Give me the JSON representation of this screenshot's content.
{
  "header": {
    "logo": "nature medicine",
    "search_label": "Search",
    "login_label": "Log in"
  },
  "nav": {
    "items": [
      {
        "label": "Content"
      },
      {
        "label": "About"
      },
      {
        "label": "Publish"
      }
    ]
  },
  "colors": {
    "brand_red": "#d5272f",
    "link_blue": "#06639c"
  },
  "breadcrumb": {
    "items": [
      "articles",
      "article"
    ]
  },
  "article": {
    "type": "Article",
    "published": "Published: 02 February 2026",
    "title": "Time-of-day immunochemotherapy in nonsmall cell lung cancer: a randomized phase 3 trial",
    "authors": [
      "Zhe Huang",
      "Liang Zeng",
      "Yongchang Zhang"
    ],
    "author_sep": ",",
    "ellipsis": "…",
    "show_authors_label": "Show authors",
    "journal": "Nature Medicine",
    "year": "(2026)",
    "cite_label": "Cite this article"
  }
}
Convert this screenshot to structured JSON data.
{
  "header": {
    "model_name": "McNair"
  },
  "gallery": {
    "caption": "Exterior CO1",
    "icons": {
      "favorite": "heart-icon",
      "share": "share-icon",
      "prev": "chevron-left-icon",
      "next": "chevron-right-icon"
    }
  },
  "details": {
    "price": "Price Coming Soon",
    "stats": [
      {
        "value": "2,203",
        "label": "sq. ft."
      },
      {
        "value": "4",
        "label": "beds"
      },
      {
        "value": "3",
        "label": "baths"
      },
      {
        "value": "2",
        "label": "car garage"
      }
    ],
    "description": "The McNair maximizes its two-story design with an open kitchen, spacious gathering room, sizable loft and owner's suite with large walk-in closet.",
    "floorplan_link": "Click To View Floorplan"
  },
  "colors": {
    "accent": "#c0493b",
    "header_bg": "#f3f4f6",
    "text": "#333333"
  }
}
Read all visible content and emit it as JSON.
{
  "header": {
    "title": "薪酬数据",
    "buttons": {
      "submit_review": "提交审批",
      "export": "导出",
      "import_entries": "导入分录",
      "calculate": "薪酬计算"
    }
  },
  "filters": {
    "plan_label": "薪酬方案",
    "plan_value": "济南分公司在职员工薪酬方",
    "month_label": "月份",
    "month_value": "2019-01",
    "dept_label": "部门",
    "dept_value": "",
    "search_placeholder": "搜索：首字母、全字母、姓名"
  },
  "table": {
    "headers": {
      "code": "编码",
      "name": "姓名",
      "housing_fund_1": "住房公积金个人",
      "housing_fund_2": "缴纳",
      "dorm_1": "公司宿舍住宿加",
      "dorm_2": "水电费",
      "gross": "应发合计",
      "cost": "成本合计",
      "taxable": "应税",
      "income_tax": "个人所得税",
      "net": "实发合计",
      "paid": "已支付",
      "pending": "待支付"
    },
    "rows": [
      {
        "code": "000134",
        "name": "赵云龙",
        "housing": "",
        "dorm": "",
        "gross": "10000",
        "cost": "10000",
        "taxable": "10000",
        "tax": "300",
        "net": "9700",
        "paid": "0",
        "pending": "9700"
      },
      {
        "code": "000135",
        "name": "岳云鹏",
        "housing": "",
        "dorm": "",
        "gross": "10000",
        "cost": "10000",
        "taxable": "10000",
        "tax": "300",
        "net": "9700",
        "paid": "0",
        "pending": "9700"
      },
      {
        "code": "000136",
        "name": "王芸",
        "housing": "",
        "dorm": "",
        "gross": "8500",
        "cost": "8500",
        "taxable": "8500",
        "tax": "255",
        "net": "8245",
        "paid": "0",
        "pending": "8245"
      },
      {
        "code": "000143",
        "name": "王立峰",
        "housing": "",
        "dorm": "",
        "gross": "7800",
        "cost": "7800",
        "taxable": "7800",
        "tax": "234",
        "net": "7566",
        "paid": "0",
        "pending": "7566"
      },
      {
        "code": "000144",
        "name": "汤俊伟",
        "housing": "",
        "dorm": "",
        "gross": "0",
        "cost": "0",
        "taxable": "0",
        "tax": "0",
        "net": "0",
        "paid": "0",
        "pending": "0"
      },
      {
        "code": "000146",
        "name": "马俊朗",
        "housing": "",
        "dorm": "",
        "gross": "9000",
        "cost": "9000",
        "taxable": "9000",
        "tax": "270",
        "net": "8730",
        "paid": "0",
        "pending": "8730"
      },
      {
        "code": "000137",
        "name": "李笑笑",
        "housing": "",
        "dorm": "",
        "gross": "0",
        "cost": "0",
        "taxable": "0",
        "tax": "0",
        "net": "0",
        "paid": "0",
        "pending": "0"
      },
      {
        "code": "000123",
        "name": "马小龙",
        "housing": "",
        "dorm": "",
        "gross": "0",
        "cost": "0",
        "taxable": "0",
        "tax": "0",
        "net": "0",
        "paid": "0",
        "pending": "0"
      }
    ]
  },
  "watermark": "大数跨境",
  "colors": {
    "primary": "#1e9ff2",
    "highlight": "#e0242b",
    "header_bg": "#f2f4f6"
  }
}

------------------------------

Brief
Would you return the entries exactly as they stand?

Response area
Give me the JSON representation of this screenshot's content.
{
  "header": {
    "logo": "nature medicine",
    "search_label": "Search",
    "login_label": "Log in"
  },
  "nav": {
    "items": [
      {
        "label": "Content"
      },
      {
        "label": "About"
      },
      {
        "label": "Publish"
      }
    ]
  },
  "colors": {
    "brand_red": "#d5272f",
    "link_blue": "#06639c"
  },
  "breadcrumb": {
    "items": [
      "articles",
      "article"
    ]
  },
  "article": {
    "type": "Article",
    "published": "Published: 02 February 2026",
    "title": "Time-of-day immunochemotherapy in nonsmall cell lung cancer: a randomized phase 3 trial",
    "authors": [
      "Zhe Huang",
      "Liang Zeng",
      "Yongchang Zhang"
    ],
    "author_sep": ",",
    "ellipsis": "…",
    "show_authors_label": "Show authors",
    "journal": "Nature Medicine",
    "year": "(2026)",
    "cite_label": "Cite this article"
  }
}
Convert this screenshot to structured JSON data.
{
  "header": {
    "model_name": "McNair"
  },
  "gallery": {
    "caption": "Exterior CO1",
    "icons": {
      "favorite": "heart-icon",
      "share": "share-icon",
      "prev": "chevron-left-icon",
      "next": "chevron-right-icon"
    }
  },
  "details": {
    "price": "Price Coming Soon",
    "stats": [
      {
        "value": "2,203",
        "label": "sq. ft."
      },
      {
        "value": "4",
        "label": "beds"
      },
      {
        "value": "3",
        "label": "baths"
      },
      {
        "value": "2",
        "label": "car garage"
      }
    ],
    "description": "The McNair maximizes its two-story design with an open kitchen, spacious gathering room, sizable loft and owner's suite with large walk-in closet.",
    "floorplan_link": "Click To View Floorplan"
  },
  "colors": {
    "accent": "#c0493b",
    "header_bg": "#f3f4f6",
    "text": "#333333"
  }
}
Read all visible content and emit it as JSON.
{
  "header": {
    "title": "薪酬数据",
    "buttons": {
      "submit_review": "提交审批",
      "export": "导出",
      "import_entries": "导入分录",
      "calculate": "薪酬计算"
    }
  },
  "filters": {
    "plan_label": "薪酬方案",
    "plan_value": "济南分公司在职员工薪酬方",
    "month_label": "月份",
    "month_value": "2019-01",
    "dept_label": "部门",
    "dept_value": "",
    "search_placeholder": "搜索：首字母、全字母、姓名"
  },
  "table": {
    "headers": {
      "code": "编码",
      "name": "姓名",
      "housing_fund_1": "住房公积金个人",
      "housing_fund_2": "缴纳",
      "dorm_1": "公司宿舍住宿加",
      "dorm_2": "水电费",
      "gross": "应发合计",
      "cost": "成本合计",
      "taxable": "应税",
      "income_tax": "个人所得税",
      "net": "实发合计",
      "paid": "已支付",
      "pending": "待支付"
    },
    "rows": [
      {
        "code": "000134",
        "name": "赵云龙",
        "housing": "",
        "dorm": "",
        "gross": "10000",
        "cost": "10000",
        "taxable": "10000",
        "tax": "300",
        "net": "9700",
        "paid": "0",
        "pending": "9700"
      },
      {
        "code": "000135",
        "name": "岳云鹏",
        "housing": "",
        "dorm": "",
        "gross": "10000",
        "cost": "10000",
        "taxable": "10000",
        "tax": "300",
        "net": "9700",
        "paid": "0",
        "pending": "9700"
      },
      {
        "code": "000136",
        "name": "王芸",
        "housing": "",
        "dorm": "",
        "gross": "8500",
        "cost": "8500",
        "taxable": "8500",
        "tax": "255",
        "net": "8245",
        "paid": "0",
        "pending": "8245"
      },
      {
        "code": "000143",
        "name": "王立峰",
        "housing": "",
        "dorm": "",
        "gross": "7800",
        "cost": "7800",
        "taxable": "7800",
        "tax": "234",
        "net": "7566",
        "paid": "0",
        "pending": "7566"
      },
      {
        "code": "000144",
        "name": "汤俊伟",
        "housing": "",
        "dorm": "",
        "gross": "0",
        "cost": "0",
        "taxable": "0",
        "tax": "0",
        "net": "0",
        "paid": "0",
        "pending": "0"
      },
      {
        "code": "000146",
        "name": "马俊朗",
        "housing": "",
        "dorm": "",
        "gross": "9000",
        "cost": "9000",
        "taxable": "9000",
        "tax": "270",
        "net": "8730",
        "paid": "0",
        "pending": "8730"
      },
      {
        "code": "000137",
        "name": "李笑笑",
        "housing": "",
        "dorm": "",
        "gross": "0",
        "cost": "0",
        "taxable": "0",
        "tax": "0",
        "net": "0",
        "paid": "0",
        "pending": "0"
      },
      {
        "code": "000123",
        "name": "马小龙",
        "housing": "",
        "dorm": "",
        "gross": "0",
        "cost": "0",
        "taxable": "0",
        "tax": "0",
        "net": "0",
        "paid": "0",
        "pending": "0"
      }
    ]
  },
  "watermark": "大数跨境",
  "colors": {
    "primary": "#1e9ff2",
    "highlight": "#e0242b",
    "header_bg": "#f2f4f6"
  }
}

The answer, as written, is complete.